Bud Light on why its ‘fun brand personality’ will be key to cracking hard seltzer

With the launch of Bud Light Seltzer, Budweiser wants to use its trademark humour to demystify hard seltzers and become a leader in the nascent UK category.

AB InBev threw its hat in the UK hard seltzers ring last month, with the launch of Bud Light Seltzer. With brands including Heineken, Coca-Cola, BrewDog and Kopparberg already looking to steal a march in the fast-growing category, Budweiser believes education and its “fun brand personality” will be key to its success.

Despite other players already launching in the category, Budweiser believes there remains the challenge to “demystify” the beverage, which is alcoholic sparkling water paired with flavouring.

“While a lot of UK consumers might have heard of seltzers, particularly with it being so big in the US, they don’t always understand what a seltzer really is,” AB InBev hard seltzers marketing manager Elise Dickinson tells Marketing Week.

“Beyond just our initial personality and positioning, one of our main strategies of the launch campaign is really going to be taking the lead in educating consumers about seltzers as a category, and showing them that Bud Light Seltzer is going to be the seltzer to drink.”

We’re going to be doing what Bud Light does best, and really saying it like it is with a goal to make people smile.

Elise Dickinson, AB InBev

The hard seltzer category was worth $3.8bn in the US in 2019, according to Allied Research, which expects it to nearly triple to a $10.9bn by 2027.

Dickson says the UK is primed for similar growth, with hard seltzers establishing itself as a “category here to stay”. Using proprietary data and Nielsen stats, Budweiser is forecasting the sector will grow from £5.6m in 2020 to £600m in the UK over the next four years.

Standing out in a crowded market

Dickson says now is the right time to tap into the hard seltzer category due to a rapidly changing drinking audience.

She believes Bud Light’s strategy in the US where it has taken a more light and comedic approach to its marketing, will also resonate in the UK, so the brand is not “shooting in the dark” with the new venture.

“As a global company, we’re really fortunate to have amazing insights from other markets including the US. From those insights we know what consumers are looking for when it comes to hard seltzer.

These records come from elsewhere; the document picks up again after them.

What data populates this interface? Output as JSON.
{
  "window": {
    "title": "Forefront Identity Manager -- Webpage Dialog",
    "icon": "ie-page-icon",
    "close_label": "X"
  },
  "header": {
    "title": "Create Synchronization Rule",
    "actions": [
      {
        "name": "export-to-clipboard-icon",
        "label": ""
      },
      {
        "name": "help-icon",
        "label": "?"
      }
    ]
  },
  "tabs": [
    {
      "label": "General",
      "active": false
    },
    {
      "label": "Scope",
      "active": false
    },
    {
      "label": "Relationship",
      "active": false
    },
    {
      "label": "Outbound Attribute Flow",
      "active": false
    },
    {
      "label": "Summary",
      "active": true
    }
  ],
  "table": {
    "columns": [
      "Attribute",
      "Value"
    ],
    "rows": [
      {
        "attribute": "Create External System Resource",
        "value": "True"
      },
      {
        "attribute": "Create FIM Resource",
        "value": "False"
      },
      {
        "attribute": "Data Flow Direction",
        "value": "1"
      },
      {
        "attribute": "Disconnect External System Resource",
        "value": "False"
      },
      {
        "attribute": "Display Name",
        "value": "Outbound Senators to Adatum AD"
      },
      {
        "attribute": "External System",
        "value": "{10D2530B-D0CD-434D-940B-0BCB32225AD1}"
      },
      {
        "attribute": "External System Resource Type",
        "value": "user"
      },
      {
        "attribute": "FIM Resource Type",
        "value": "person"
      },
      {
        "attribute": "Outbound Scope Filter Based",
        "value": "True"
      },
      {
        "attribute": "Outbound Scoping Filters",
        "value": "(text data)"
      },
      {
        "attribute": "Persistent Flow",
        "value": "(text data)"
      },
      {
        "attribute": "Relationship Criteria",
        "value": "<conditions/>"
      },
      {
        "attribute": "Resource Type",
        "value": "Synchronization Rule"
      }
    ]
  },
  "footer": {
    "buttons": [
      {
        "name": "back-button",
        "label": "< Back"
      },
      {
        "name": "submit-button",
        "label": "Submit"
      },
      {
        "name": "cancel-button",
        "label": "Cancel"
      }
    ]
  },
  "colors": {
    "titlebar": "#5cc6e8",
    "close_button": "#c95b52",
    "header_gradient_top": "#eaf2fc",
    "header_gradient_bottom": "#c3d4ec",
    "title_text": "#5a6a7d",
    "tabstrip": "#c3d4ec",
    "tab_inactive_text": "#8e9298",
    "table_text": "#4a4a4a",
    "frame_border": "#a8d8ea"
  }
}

We know that young people really have a desire to lead a balanced lifestyle but without sacrificing fun and that seltzers have really tapped into those needs,” says Dickson.

She believes Bud Light’s “fun brand personality” will help it stand out in the increasingly crowded market.

“We’re going to be doing what Bud Light does best, and really saying it like it is with a goal to make people smile. So in terms of explaining what the product is, we’re going to be explaining that seltzer is fruity fizzy water with a kick,” she adds.

‘We want to lead’: Heineken jumps on emerging hard seltzer trendCentral to catapulting Bud Light Seltzer into the UK consciousness is its sponsorship of England Men’s football team ahead of the delayed Euros tournament. The brand believes this will set it up for a sales charge, particularly as 55% of shoppers are more likely to purchase brands that are official sponsors of football tournaments over their usual brands, according to a survey by agency We Are Alexander.

The campaign will also “lean heavily” on social and YouTube with culturally relevant content to target its audience of 18- to 34-year-olds, to ensure the brand is “in all the right places our audience is going to be,” says Dickson. Success will be measured by a rise in Bud Light Seltzer’s brand awareness, among other metrics.